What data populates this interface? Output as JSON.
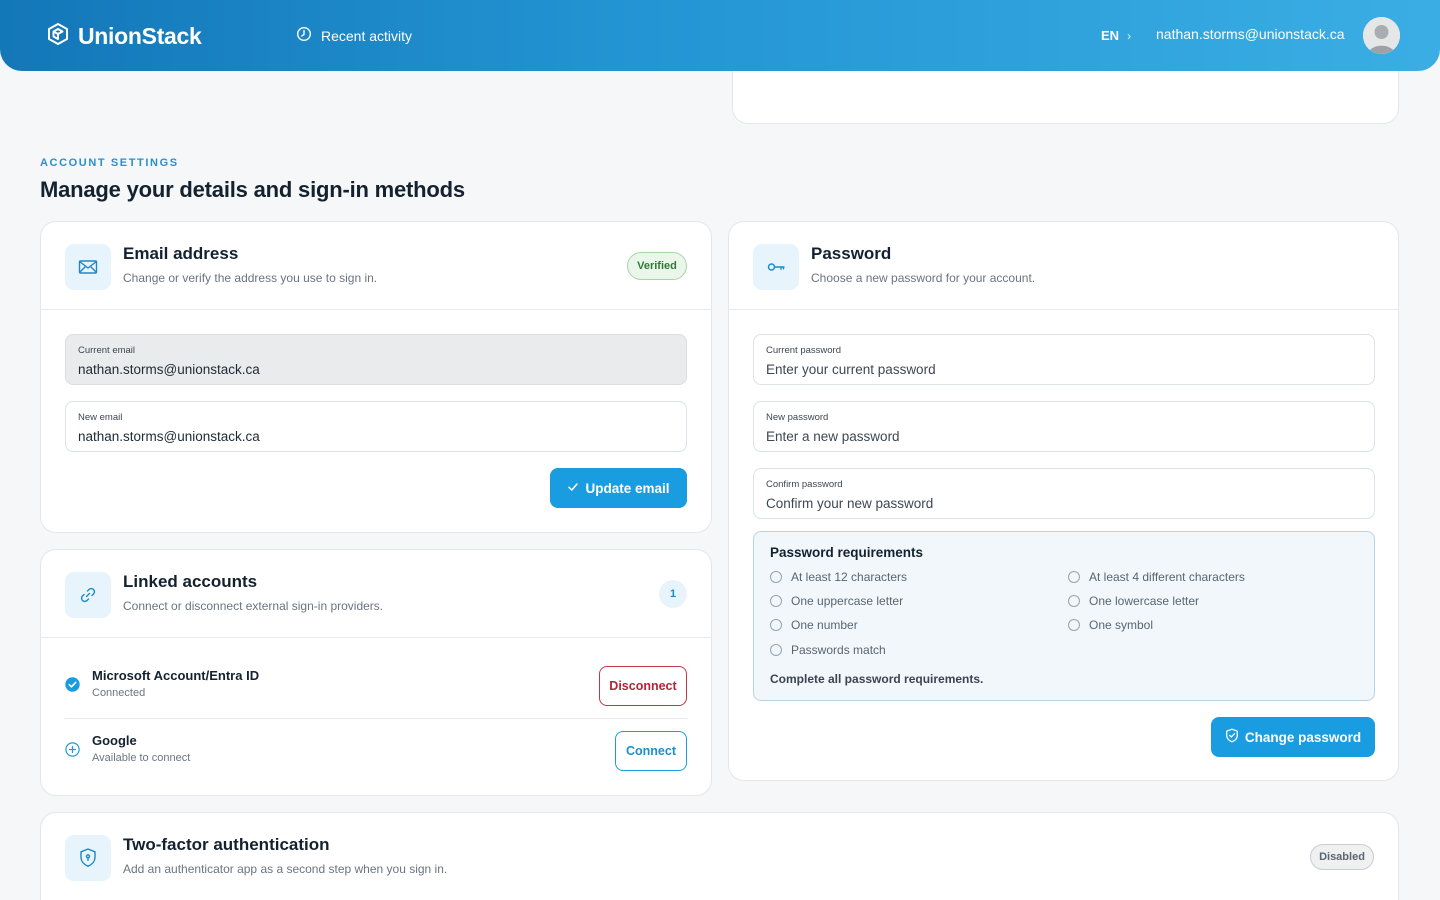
{
  "header": {
    "brand": "UnionStack",
    "recent_activity": "Recent activity",
    "language": "EN",
    "user_email": "nathan.storms@unionstack.ca"
  },
  "page": {
    "eyebrow": "ACCOUNT SETTINGS",
    "title": "Manage your details and sign-in methods"
  },
  "email_card": {
    "title": "Email address",
    "subtitle": "Change or verify the address you use to sign in.",
    "badge": "Verified",
    "current_label": "Current email",
    "current_value": "nathan.storms@unionstack.ca",
    "new_label": "New email",
    "new_value": "nathan.storms@unionstack.ca",
    "button": "Update email"
  },
  "linked_card": {
    "title": "Linked accounts",
    "subtitle": "Connect or disconnect external sign-in providers.",
    "count": "1",
    "accounts": [
      {
        "name": "Microsoft Account/Entra ID",
        "status": "Connected",
        "action": "Disconnect"
      },
      {
        "name": "Google",
        "status": "Available to connect",
        "action": "Connect"
      }
    ]
  },
  "password_card": {
    "title": "Password",
    "subtitle": "Choose a new password for your account.",
    "current_label": "Current password",
    "current_placeholder": "Enter your current password",
    "new_label": "New password",
    "new_placeholder": "Enter a new password",
    "confirm_label": "Confirm password",
    "confirm_placeholder": "Confirm your new password",
    "requirements_title": "Password requirements",
    "requirements": [
      "At least 12 characters",
      "At least 4 different characters",
      "One uppercase letter",
      "One lowercase letter",
      "One number",
      "One symbol",
      "Passwords match"
    ],
    "requirements_note": "Complete all password requirements.",
    "button": "Change password"
  },
  "twofa_card": {
    "title": "Two-factor authentication",
    "subtitle": "Add an authenticator app as a second step when you sign in.",
    "badge": "Disabled"
  },
  "colors": {
    "primary": "#1a9de0",
    "header_start": "#1377b8",
    "header_end": "#3aaee4",
    "danger": "#c6364a",
    "success": "#2f7a35"
  },
  "icons": {
    "brand": "hexagon-logo-icon",
    "activity": "clock-icon",
    "email": "envelope-icon",
    "link": "link-icon",
    "password": "key-icon",
    "twofa": "shield-icon",
    "connected": "check-circle-icon",
    "connect": "plus-circle-icon"
  }
}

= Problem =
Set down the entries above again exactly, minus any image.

= Response area =
What data populates this interface? Output as JSON.
{
  "header": {
    "brand": "UnionStack",
    "recent_activity": "Recent activity",
    "language": "EN",
    "user_email": "nathan.storms@unionstack.ca"
  },
  "page": {
    "eyebrow": "ACCOUNT SETTINGS",
    "title": "Manage your details and sign-in methods"
  },
  "email_card": {
    "title": "Email address",
    "subtitle": "Change or verify the address you use to sign in.",
    "badge": "Verified",
    "current_label": "Current email",
    "current_value": "nathan.storms@unionstack.ca",
    "new_label": "New email",
    "new_value": "nathan.storms@unionstack.ca",
    "button": "Update email"
  },
  "linked_card": {
    "title": "Linked accounts",
    "subtitle": "Connect or disconnect external sign-in providers.",
    "count": "1",
    "accounts": [
      {
        "name": "Microsoft Account/Entra ID",
        "status": "Connected",
        "action": "Disconnect"
      },
      {
        "name": "Google",
        "status": "Available to connect",
        "action": "Connect"
      }
    ]
  },
  "password_card": {
    "title": "Password",
    "subtitle": "Choose a new password for your account.",
    "current_label": "Current password",
    "current_placeholder": "Enter your current password",
    "new_label": "New password",
    "new_placeholder": "Enter a new password",
    "confirm_label": "Confirm password",
    "confirm_placeholder": "Confirm your new password",
    "requirements_title": "Password requirements",
    "requirements": [
      "At least 12 characters",
      "At least 4 different characters",
      "One uppercase letter",
      "One lowercase letter",
      "One number",
      "One symbol",
      "Passwords match"
    ],
    "requirements_note": "Complete all password requirements.",
    "button": "Change password"
  },
  "twofa_card": {
    "title": "Two-factor authentication",
    "subtitle": "Add an authenticator app as a second step when you sign in.",
    "badge": "Disabled"
  },
  "colors": {
    "primary": "#1a9de0",
    "header_start": "#1377b8",
    "header_end": "#3aaee4",
    "danger": "#c6364a",
    "success": "#2f7a35"
  },
  "icons": {
    "brand": "hexagon-logo-icon",
    "activity": "clock-icon",
    "email": "envelope-icon",
    "link": "link-icon",
    "password": "key-icon",
    "twofa": "shield-icon",
    "connected": "check-circle-icon",
    "connect": "plus-circle-icon"
  }
}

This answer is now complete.